Is Poetry, though never in a Book it lie –
True Poems flee.”
She doesn’t like the bats that also come. I love the nighthawks. Dill is also taking over because black swallowtail butterflies lay their eggs on its leaves and hatch into little caterpillars which she watches closely, puts some into jars and feeds until they make a chrysalis, then one day they emerge with wet crumpled wings and she releases them to the sky.
I feel a bit like those uncertain butterflies, taking those first tentative flights. “~
“The best place to seek God is in a garden. You can dig for him there.” ~George Bernard Shaw
“Brilliant yellow gold finches streaked across the garden today and landed on the fence beside the hollyhocks. I love these birds, one of my absolute favorites. In midsummer, when the sunflowers bloom, they gather in chattering clusters to feed on the seeds. Their wings flash in the sun as they suspend on flower heads and peck away, and meticulously open each seed. I’ve never heard such euphoric birds, continually exclaiming over their finds. They have a lot to say and do not keep secrets well.
If I were to confide in birds, it would not be them, or to crows, loudly proclaiming the latest gossip. Warblers are fairy creatures, but not silent fairies. Possibly to wolves––no. They howl. Frogs croak and gribbit. Turtles are quiet. Tell all to turtles, then. Box or painted ones. Snappers are treacherous and would as soon bite you as listen.”
“The larkspur is in full bloom, a sea of blue and pink spires rise above a mass of poppies. Delphinium is a more glorious shade of blue but I lost so many blooms to gusting winds and winter cold that I finally became discouraged with cultivating those beauties. And so I content myself with larkspur, simpler but a survivor as are so many of the old heirloom flowers. Someday I will be an heirloom. Maybe I already am. But there are not many people in this world like me as there are seedlings of larkspur. ”

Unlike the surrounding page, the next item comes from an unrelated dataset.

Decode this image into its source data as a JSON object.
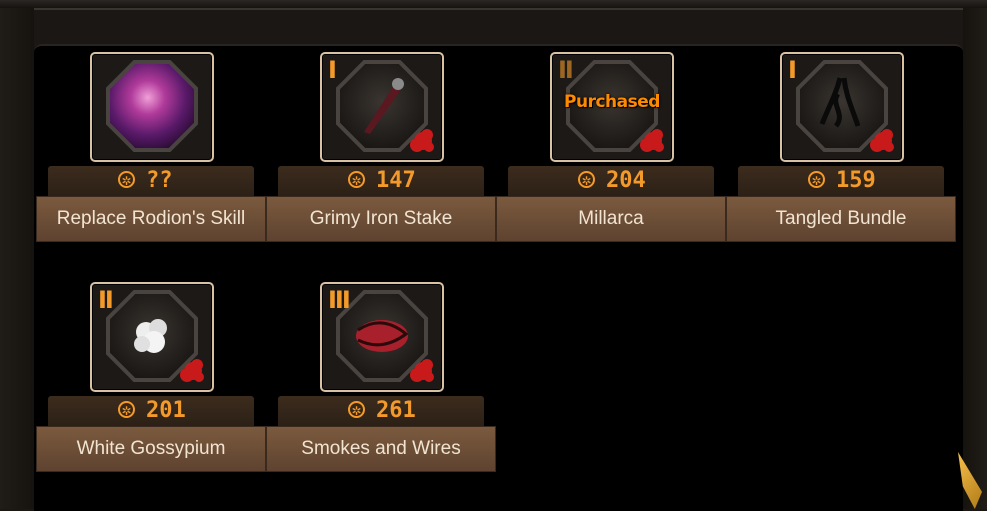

“I’ve enough spare flowers to fill a meadow and make butterflies and bees giddy with delight, but who would tend them? Only the most ‘satisfactory’ plants could compete with the grass and weeds that would choke them out. How do wild flowers survive? Queen Ann’s lace, tiny red poppies, and blue chicory run free along our unruly roadsides. Orange day lilies too, but they are tough with gnarly roots.”
“A sea of herbs and flowers continually change with the season. Some perennials are lost each winter and new ones are planted by Elise and me, others by the birds. I’ve a wild aster that blooms in late spring, covered with small white flowers. It’s very pretty really, although hard to contain. I like white flowers. They glow at dusk while all else fades. ”
“I’m particularly drawn to the heirloom varieties and the English cottage garden look. Even with these fairly trouble free plants it still takes considerable effort to fight the weeds and curtail the extremely aggressive flowers.
Years ago, I met a gardener who referred to the varieties that take over the garden on their march to the sea as ‘highly successful.’ So are weeds. The beds I tend could never be called orderly and can best be described as a happy confusion of plants. And we’ve nothing to sit on outside, so one simply strolls about and then comes back indoors. And one works one’s tail off.
If it could always be June…
“What is one to say about June, the time of perfect young summer, the fulfillment of the promise of the earlier months, and with as yet no sign to remind one that its fresh young beauty will ever fade.” ~Gertrude Jekyll
***Shenandoah Watercolors is available in print and kindle at Amazon.